■ PROBLEM DETAILS:
All the data that follows should be repeated exactly, without a single picture.

** Opening DATA FOR REVIEW block **

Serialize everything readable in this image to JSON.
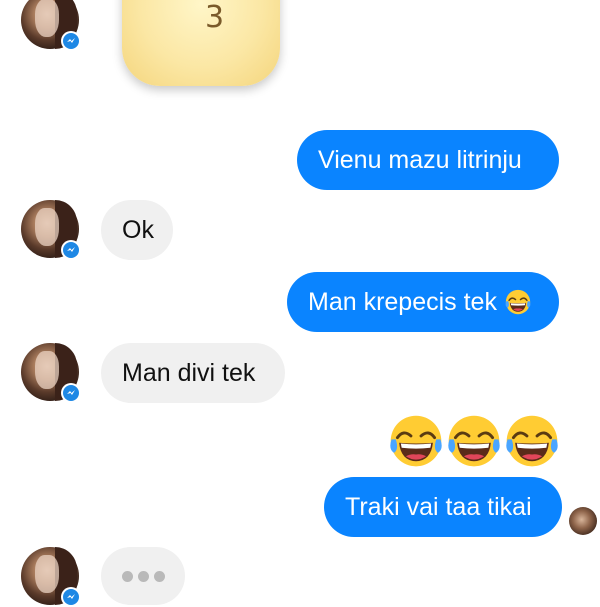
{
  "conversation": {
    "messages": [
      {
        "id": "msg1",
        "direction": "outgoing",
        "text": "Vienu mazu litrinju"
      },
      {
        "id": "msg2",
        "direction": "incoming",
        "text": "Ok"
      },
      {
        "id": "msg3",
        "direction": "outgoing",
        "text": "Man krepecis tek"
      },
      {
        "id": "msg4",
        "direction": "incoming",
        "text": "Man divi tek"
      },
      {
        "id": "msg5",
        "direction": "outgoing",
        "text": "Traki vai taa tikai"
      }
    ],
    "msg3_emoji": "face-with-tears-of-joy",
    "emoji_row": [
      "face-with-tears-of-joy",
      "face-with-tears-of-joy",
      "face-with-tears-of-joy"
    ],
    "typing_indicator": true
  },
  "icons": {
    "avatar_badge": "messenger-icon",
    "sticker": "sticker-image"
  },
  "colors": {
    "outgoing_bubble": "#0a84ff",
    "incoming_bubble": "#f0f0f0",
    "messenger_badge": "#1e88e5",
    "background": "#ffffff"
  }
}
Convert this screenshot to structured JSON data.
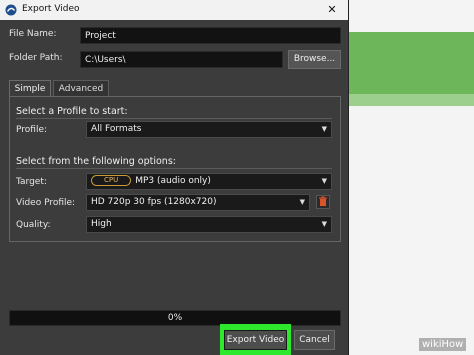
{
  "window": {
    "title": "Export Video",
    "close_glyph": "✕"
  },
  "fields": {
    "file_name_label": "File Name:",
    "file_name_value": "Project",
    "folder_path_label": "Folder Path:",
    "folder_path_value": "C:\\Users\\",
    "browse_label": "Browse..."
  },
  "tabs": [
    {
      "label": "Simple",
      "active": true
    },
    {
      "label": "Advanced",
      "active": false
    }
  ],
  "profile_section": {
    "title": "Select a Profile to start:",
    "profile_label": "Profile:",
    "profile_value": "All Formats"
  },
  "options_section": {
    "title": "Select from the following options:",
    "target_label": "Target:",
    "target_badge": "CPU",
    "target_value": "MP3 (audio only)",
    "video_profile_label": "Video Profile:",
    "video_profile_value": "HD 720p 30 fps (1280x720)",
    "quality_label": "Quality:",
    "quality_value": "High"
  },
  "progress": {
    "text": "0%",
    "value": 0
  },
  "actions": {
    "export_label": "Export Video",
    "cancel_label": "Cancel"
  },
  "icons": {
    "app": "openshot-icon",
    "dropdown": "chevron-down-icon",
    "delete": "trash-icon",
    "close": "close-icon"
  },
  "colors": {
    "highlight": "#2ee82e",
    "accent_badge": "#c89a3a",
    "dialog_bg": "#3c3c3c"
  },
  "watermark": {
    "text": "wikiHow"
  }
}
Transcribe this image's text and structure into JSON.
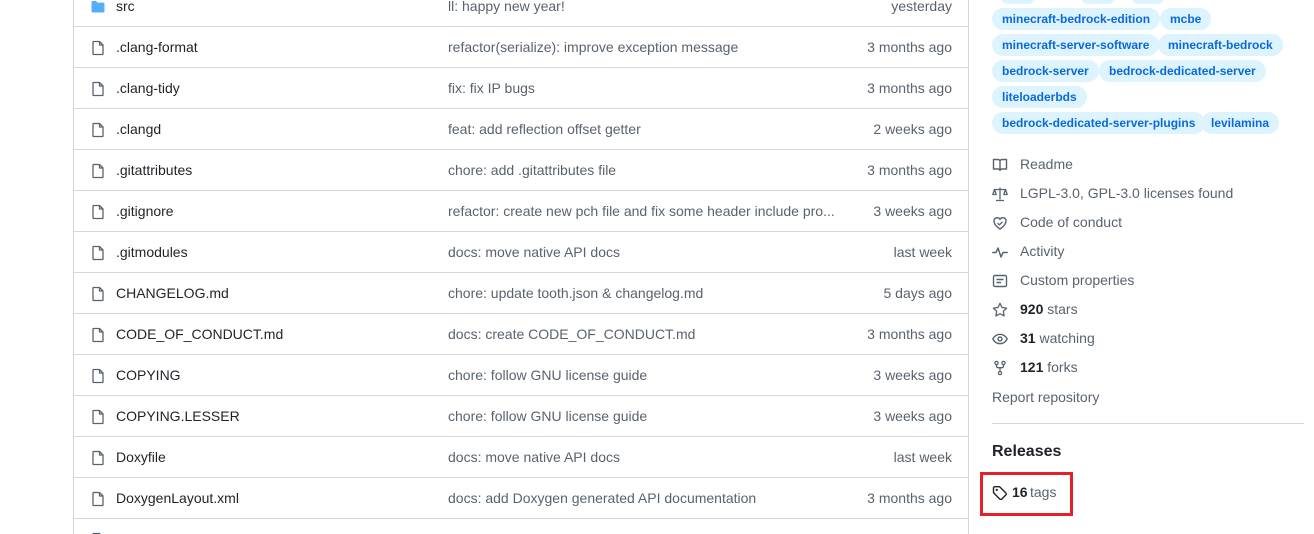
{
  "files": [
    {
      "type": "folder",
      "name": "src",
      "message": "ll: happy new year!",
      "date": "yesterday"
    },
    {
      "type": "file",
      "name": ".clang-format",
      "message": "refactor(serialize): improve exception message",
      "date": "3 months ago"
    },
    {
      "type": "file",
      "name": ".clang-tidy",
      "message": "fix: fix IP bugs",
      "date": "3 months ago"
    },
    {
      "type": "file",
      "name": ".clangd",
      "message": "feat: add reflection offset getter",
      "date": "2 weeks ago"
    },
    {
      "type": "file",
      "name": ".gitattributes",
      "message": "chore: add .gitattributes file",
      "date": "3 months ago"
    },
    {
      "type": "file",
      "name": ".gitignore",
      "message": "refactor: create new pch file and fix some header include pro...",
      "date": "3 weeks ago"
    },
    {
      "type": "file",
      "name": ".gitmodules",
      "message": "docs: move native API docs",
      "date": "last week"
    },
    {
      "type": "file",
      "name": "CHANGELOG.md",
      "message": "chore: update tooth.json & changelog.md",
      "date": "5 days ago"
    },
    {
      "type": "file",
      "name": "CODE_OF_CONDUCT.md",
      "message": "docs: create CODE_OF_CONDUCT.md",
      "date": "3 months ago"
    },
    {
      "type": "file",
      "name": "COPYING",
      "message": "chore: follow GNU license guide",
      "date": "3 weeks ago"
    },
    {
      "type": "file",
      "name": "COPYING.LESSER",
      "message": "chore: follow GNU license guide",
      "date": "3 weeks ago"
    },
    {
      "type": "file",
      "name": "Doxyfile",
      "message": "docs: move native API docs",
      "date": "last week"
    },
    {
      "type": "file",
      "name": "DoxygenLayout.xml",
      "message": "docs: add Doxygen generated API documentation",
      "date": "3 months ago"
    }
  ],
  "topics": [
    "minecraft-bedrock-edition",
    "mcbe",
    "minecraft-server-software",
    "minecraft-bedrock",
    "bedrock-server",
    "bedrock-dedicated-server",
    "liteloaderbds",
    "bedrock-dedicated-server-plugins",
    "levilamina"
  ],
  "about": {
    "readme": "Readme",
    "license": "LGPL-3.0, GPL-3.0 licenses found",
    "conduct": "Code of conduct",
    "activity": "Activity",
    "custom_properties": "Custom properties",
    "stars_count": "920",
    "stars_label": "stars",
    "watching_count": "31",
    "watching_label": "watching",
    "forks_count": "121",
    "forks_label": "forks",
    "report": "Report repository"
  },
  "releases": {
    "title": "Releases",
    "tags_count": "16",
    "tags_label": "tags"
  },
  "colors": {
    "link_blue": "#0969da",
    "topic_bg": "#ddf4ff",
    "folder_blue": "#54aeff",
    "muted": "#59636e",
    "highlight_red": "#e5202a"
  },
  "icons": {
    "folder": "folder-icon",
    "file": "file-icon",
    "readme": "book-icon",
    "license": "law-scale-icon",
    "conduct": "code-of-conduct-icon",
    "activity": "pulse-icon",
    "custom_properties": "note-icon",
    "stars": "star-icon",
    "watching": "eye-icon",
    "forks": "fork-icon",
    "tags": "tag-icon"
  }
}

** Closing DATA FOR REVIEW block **

■ REPLY:
Serialize everything readable in this image to JSON.
{
  "conversation": {
    "messages": [
      {
        "id": "msg1",
        "direction": "outgoing",
        "text": "Vienu mazu litrinju"
      },
      {
        "id": "msg2",
        "direction": "incoming",
        "text": "Ok"
      },
      {
        "id": "msg3",
        "direction": "outgoing",
        "text": "Man krepecis tek"
      },
      {
        "id": "msg4",
        "direction": "incoming",
        "text": "Man divi tek"
      },
      {
        "id": "msg5",
        "direction": "outgoing",
        "text": "Traki vai taa tikai"
      }
    ],
    "msg3_emoji": "face-with-tears-of-joy",
    "emoji_row": [
      "face-with-tears-of-joy",
      "face-with-tears-of-joy",
      "face-with-tears-of-joy"
    ],
    "typing_indicator": true
  },
  "icons": {
    "avatar_badge": "messenger-icon",
    "sticker": "sticker-image"
  },
  "colors": {
    "outgoing_bubble": "#0a84ff",
    "incoming_bubble": "#f0f0f0",
    "messenger_badge": "#1e88e5",
    "background": "#ffffff"
  }
}
Convert this screenshot to structured JSON data.
{
  "window": {
    "title": "Export Video",
    "close_glyph": "✕"
  },
  "fields": {
    "file_name_label": "File Name:",
    "file_name_value": "Project",
    "folder_path_label": "Folder Path:",
    "folder_path_value": "C:\\Users\\",
    "browse_label": "Browse..."
  },
  "tabs": [
    {
      "label": "Simple",
      "active": true
    },
    {
      "label": "Advanced",
      "active": false
    }
  ],
  "profile_section": {
    "title": "Select a Profile to start:",
    "profile_label": "Profile:",
    "profile_value": "All Formats"
  },
  "options_section": {
    "title": "Select from the following options:",
    "target_label": "Target:",
    "target_badge": "CPU",
    "target_value": "MP3 (audio only)",
    "video_profile_label": "Video Profile:",
    "video_profile_value": "HD 720p 30 fps (1280x720)",
    "quality_label": "Quality:",
    "quality_value": "High"
  },
  "progress": {
    "text": "0%",
    "value": 0
  },
  "actions": {
    "export_label": "Export Video",
    "cancel_label": "Cancel"
  },
  "icons": {
    "app": "openshot-icon",
    "dropdown": "chevron-down-icon",
    "delete": "trash-icon",
    "close": "close-icon"
  },
  "colors": {
    "highlight": "#2ee82e",
    "accent_badge": "#c89a3a",
    "dialog_bg": "#3c3c3c"
  },
  "watermark": {
    "text": "wikiHow"
  }
}
Transcribe this image's text and structure into JSON.
{
  "files": [
    {
      "type": "folder",
      "name": "src",
      "message": "ll: happy new year!",
      "date": "yesterday"
    },
    {
      "type": "file",
      "name": ".clang-format",
      "message": "refactor(serialize): improve exception message",
      "date": "3 months ago"
    },
    {
      "type": "file",
      "name": ".clang-tidy",
      "message": "fix: fix IP bugs",
      "date": "3 months ago"
    },
    {
      "type": "file",
      "name": ".clangd",
      "message": "feat: add reflection offset getter",
      "date": "2 weeks ago"
    },
    {
      "type": "file",
      "name": ".gitattributes",
      "message": "chore: add .gitattributes file",
      "date": "3 months ago"
    },
    {
      "type": "file",
      "name": ".gitignore",
      "message": "refactor: create new pch file and fix some header include pro...",
      "date": "3 weeks ago"
    },
    {
      "type": "file",
      "name": ".gitmodules",
      "message": "docs: move native API docs",
      "date": "last week"
    },
    {
      "type": "file",
      "name": "CHANGELOG.md",
      "message": "chore: update tooth.json & changelog.md",
      "date": "5 days ago"
    },
    {
      "type": "file",
      "name": "CODE_OF_CONDUCT.md",
      "message": "docs: create CODE_OF_CONDUCT.md",
      "date": "3 months ago"
    },
    {
      "type": "file",
      "name": "COPYING",
      "message": "chore: follow GNU license guide",
      "date": "3 weeks ago"
    },
    {
      "type": "file",
      "name": "COPYING.LESSER",
      "message": "chore: follow GNU license guide",
      "date": "3 weeks ago"
    },
    {
      "type": "file",
      "name": "Doxyfile",
      "message": "docs: move native API docs",
      "date": "last week"
    },
    {
      "type": "file",
      "name": "DoxygenLayout.xml",
      "message": "docs: add Doxygen generated API documentation",
      "date": "3 months ago"
    }
  ],
  "topics": [
    "minecraft-bedrock-edition",
    "mcbe",
    "minecraft-server-software",
    "minecraft-bedrock",
    "bedrock-server",
    "bedrock-dedicated-server",
    "liteloaderbds",
    "bedrock-dedicated-server-plugins",
    "levilamina"
  ],
  "about": {
    "readme": "Readme",
    "license": "LGPL-3.0, GPL-3.0 licenses found",
    "conduct": "Code of conduct",
    "activity": "Activity",
    "custom_properties": "Custom properties",
    "stars_count": "920",
    "stars_label": "stars",
    "watching_count": "31",
    "watching_label": "watching",
    "forks_count": "121",
    "forks_label": "forks",
    "report": "Report repository"
  },
  "releases": {
    "title": "Releases",
    "tags_count": "16",
    "tags_label": "tags"
  },
  "colors": {
    "link_blue": "#0969da",
    "topic_bg": "#ddf4ff",
    "folder_blue": "#54aeff",
    "muted": "#59636e",
    "highlight_red": "#e5202a"
  },
  "icons": {
    "folder": "folder-icon",
    "file": "file-icon",
    "readme": "book-icon",
    "license": "law-scale-icon",
    "conduct": "code-of-conduct-icon",
    "activity": "pulse-icon",
    "custom_properties": "note-icon",
    "stars": "star-icon",
    "watching": "eye-icon",
    "forks": "fork-icon",
    "tags": "tag-icon"
  }
}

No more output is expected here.